=== THE RECORDS ===
--- START ---

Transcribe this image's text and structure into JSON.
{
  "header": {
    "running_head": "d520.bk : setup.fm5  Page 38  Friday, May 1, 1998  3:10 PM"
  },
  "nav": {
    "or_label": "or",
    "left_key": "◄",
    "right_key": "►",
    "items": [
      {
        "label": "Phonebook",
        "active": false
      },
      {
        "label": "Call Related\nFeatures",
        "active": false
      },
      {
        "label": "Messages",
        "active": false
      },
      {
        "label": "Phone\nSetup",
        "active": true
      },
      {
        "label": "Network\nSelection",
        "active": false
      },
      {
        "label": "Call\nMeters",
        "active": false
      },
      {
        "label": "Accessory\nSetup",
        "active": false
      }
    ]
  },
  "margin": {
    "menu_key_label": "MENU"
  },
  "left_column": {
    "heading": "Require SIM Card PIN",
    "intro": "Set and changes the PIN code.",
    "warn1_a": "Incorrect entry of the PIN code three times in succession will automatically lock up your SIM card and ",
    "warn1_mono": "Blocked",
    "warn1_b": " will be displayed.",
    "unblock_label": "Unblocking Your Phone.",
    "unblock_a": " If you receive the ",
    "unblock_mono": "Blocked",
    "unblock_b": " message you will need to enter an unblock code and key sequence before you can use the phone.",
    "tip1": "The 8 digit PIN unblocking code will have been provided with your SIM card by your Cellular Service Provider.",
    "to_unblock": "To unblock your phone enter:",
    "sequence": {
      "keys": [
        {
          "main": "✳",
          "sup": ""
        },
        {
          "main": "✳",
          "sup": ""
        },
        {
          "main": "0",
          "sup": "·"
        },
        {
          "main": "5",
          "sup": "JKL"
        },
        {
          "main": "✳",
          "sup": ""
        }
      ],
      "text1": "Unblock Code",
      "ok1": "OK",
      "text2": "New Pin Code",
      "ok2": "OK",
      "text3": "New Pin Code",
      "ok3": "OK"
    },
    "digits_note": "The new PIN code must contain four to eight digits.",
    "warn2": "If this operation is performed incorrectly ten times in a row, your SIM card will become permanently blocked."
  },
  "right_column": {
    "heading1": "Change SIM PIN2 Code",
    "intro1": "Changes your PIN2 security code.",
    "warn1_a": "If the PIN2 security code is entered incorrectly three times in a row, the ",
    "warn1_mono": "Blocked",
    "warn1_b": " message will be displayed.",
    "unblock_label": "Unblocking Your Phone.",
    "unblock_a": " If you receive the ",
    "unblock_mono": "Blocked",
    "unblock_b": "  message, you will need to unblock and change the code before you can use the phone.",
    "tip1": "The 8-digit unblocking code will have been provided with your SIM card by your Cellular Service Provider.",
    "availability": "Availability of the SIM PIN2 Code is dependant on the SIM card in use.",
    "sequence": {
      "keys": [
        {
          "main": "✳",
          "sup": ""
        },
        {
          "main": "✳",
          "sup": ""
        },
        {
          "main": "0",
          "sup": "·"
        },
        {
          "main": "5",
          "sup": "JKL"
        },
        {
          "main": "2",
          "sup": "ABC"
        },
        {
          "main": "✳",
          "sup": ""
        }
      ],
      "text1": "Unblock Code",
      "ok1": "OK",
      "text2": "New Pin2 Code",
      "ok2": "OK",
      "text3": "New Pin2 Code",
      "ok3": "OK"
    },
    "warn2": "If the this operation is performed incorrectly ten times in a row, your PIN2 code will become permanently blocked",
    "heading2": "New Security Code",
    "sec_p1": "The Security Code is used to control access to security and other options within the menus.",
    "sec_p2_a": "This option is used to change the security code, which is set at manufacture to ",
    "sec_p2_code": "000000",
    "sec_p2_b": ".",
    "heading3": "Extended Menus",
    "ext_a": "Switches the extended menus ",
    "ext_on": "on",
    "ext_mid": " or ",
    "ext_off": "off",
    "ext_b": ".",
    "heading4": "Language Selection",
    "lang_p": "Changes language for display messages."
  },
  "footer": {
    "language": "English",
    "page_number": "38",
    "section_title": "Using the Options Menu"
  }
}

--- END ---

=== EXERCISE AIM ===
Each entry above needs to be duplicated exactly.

=== RESULT FOR THIS EXERCISE ===
Transcribe this image's text and structure into JSON.
{
  "header": {
    "running_head": "d520.bk : setup.fm5  Page 38  Friday, May 1, 1998  3:10 PM"
  },
  "nav": {
    "or_label": "or",
    "left_key": "◄",
    "right_key": "►",
    "items": [
      {
        "label": "Phonebook",
        "active": false
      },
      {
        "label": "Call Related\nFeatures",
        "active": false
      },
      {
        "label": "Messages",
        "active": false
      },
      {
        "label": "Phone\nSetup",
        "active": true
      },
      {
        "label": "Network\nSelection",
        "active": false
      },
      {
        "label": "Call\nMeters",
        "active": false
      },
      {
        "label": "Accessory\nSetup",
        "active": false
      }
    ]
  },
  "margin": {
    "menu_key_label": "MENU"
  },
  "left_column": {
    "heading": "Require SIM Card PIN",
    "intro": "Set and changes the PIN code.",
    "warn1_a": "Incorrect entry of the PIN code three times in succession will automatically lock up your SIM card and ",
    "warn1_mono": "Blocked",
    "warn1_b": " will be displayed.",
    "unblock_label": "Unblocking Your Phone.",
    "unblock_a": " If you receive the ",
    "unblock_mono": "Blocked",
    "unblock_b": " message you will need to enter an unblock code and key sequence before you can use the phone.",
    "tip1": "The 8 digit PIN unblocking code will have been provided with your SIM card by your Cellular Service Provider.",
    "to_unblock": "To unblock your phone enter:",
    "sequence": {
      "keys": [
        {
          "main": "✳",
          "sup": ""
        },
        {
          "main": "✳",
          "sup": ""
        },
        {
          "main": "0",
          "sup": "·"
        },
        {
          "main": "5",
          "sup": "JKL"
        },
        {
          "main": "✳",
          "sup": ""
        }
      ],
      "text1": "Unblock Code",
      "ok1": "OK",
      "text2": "New Pin Code",
      "ok2": "OK",
      "text3": "New Pin Code",
      "ok3": "OK"
    },
    "digits_note": "The new PIN code must contain four to eight digits.",
    "warn2": "If this operation is performed incorrectly ten times in a row, your SIM card will become permanently blocked."
  },
  "right_column": {
    "heading1": "Change SIM PIN2 Code",
    "intro1": "Changes your PIN2 security code.",
    "warn1_a": "If the PIN2 security code is entered incorrectly three times in a row, the ",
    "warn1_mono": "Blocked",
    "warn1_b": " message will be displayed.",
    "unblock_label": "Unblocking Your Phone.",
    "unblock_a": " If you receive the ",
    "unblock_mono": "Blocked",
    "unblock_b": "  message, you will need to unblock and change the code before you can use the phone.",
    "tip1": "The 8-digit unblocking code will have been provided with your SIM card by your Cellular Service Provider.",
    "availability": "Availability of the SIM PIN2 Code is dependant on the SIM card in use.",
    "sequence": {
      "keys": [
        {
          "main": "✳",
          "sup": ""
        },
        {
          "main": "✳",
          "sup": ""
        },
        {
          "main": "0",
          "sup": "·"
        },
        {
          "main": "5",
          "sup": "JKL"
        },
        {
          "main": "2",
          "sup": "ABC"
        },
        {
          "main": "✳",
          "sup": ""
        }
      ],
      "text1": "Unblock Code",
      "ok1": "OK",
      "text2": "New Pin2 Code",
      "ok2": "OK",
      "text3": "New Pin2 Code",
      "ok3": "OK"
    },
    "warn2": "If the this operation is performed incorrectly ten times in a row, your PIN2 code will become permanently blocked",
    "heading2": "New Security Code",
    "sec_p1": "The Security Code is used to control access to security and other options within the menus.",
    "sec_p2_a": "This option is used to change the security code, which is set at manufacture to ",
    "sec_p2_code": "000000",
    "sec_p2_b": ".",
    "heading3": "Extended Menus",
    "ext_a": "Switches the extended menus ",
    "ext_on": "on",
    "ext_mid": " or ",
    "ext_off": "off",
    "ext_b": ".",
    "heading4": "Language Selection",
    "lang_p": "Changes language for display messages."
  },
  "footer": {
    "language": "English",
    "page_number": "38",
    "section_title": "Using the Options Menu"
  }
}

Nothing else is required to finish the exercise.